Tanzania pilots have raised concern over employment opportunities being availed to foreigners, calling on Transport minister Dr. Harrison Mwakyembe to intervene.
They said claims that they don’t meet the employment criteria were unfounded.
So far there are 23 unemployed Tanzanian pilots who are members of the Professional Association of Tanzanian Pilots (PATP).
Speaking in an exclusive interview yesterday, PATP secretary general Khalil Iqbal told The Guardian that there are elements of corruption in the aviation industry, especially when it comes to employment.
He also blamed the Tanzania Civil Aviation Authority (TCAA) for failure to implement some of the regulations passed by the authority under the Ministry of Transport.
“We don’t understand why most of the decisions, even on matters pertaining to our country, particularly employment terms, are made by foreign investors instead of the Authority,” he noted.
He said the association has 23 pilots who have been unemployed for over three years now over claims that they don’t have the requisite qualifications. He also blamed the Ministry of Labour and Employment and the Immigration department for granting employment permits to foreigners.

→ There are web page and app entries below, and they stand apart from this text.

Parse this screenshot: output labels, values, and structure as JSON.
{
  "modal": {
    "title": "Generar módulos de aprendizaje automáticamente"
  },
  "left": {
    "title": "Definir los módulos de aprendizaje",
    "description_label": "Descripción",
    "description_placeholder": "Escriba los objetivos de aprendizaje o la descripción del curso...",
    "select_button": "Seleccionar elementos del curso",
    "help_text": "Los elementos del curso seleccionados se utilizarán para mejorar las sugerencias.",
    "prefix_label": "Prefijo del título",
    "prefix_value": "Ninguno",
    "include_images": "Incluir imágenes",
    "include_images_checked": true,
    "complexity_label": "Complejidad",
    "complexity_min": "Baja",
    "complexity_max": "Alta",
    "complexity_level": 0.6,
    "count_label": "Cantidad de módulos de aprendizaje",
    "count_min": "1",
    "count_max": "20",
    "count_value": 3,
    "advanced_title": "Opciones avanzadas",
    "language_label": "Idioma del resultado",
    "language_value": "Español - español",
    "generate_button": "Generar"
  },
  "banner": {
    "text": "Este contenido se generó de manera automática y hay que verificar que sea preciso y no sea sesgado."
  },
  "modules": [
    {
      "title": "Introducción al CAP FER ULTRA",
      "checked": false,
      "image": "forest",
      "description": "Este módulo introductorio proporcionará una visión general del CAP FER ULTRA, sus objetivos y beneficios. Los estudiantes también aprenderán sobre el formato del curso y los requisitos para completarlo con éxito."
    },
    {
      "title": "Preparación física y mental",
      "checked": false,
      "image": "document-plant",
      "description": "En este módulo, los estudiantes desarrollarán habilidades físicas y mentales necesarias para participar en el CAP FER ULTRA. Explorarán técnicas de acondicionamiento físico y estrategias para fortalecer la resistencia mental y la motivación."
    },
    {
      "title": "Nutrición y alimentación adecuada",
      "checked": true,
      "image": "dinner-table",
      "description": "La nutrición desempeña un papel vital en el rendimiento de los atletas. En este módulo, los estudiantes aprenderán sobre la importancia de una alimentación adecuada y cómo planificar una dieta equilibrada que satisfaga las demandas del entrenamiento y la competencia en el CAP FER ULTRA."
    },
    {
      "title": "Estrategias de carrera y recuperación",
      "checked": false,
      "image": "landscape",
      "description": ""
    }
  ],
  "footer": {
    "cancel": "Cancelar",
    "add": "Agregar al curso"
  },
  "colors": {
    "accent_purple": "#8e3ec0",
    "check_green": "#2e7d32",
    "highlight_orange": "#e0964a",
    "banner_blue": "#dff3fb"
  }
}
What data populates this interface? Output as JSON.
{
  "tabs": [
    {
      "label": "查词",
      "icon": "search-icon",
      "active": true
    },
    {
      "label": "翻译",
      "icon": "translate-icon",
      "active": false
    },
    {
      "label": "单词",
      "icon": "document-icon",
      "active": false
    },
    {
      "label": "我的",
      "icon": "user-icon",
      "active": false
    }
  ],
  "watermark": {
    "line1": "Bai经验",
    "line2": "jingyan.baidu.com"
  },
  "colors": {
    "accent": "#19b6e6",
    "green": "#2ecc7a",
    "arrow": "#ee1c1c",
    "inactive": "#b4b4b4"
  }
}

One of the local unemployed pilots, Captain Mohammed Rashid, said it is disappointing being unemployed for years, considering that their parents spent millions of shillings to cover their educational costs.
Elaborating, Rashid said it is very costly to undergo pilot studies because tuition fees are very high.
He said the cost of training a single pilot is between USD 40,000 and 70,000, depending on the country in which the training is undertaken.
“It cost me around USD 40,000 to complete my studies in South Africa,” he said.
He said Tanzanian pilots, despite missing some minor qualifications, can be employed and undergo on-the-job training. He said they are ready to pay for the training cost, insisting that it can even be deducted from their monthly salaries.
The pilot said although the Ministry of Labour and Employment has been advertising jobs for locals, it has ended up issuing permits to foreigners.
However, TCAA director general Fadhili Manongi refuted the claims, saying the Authority is not responsible for recruitment. He said TCAA is responsible for issuing pilot licences only.
Manongi said recruitments are normally done by aviation companies, most of which are foreign. He said TCAA provides foreign companies with work permits, adding that it is upon the aviation companies to decide on who to employ.
According to him, one of the problems contributing to Tanzanian pilots failing to get jobs is that they don’t have enough flying hours. He said most pilots in the country have 250 flying hours instead of the 300 required by most employers.
He said they are now making efforts to enable Tanzanian pilots increase their flying hours to 300 so they can be recruited by foreign aviation companies.
Last week TCAA said Tanzania has a 60 per cent shortage of pilots and aeronautical engineers following the government’s decision to pull out from funding aviation studies.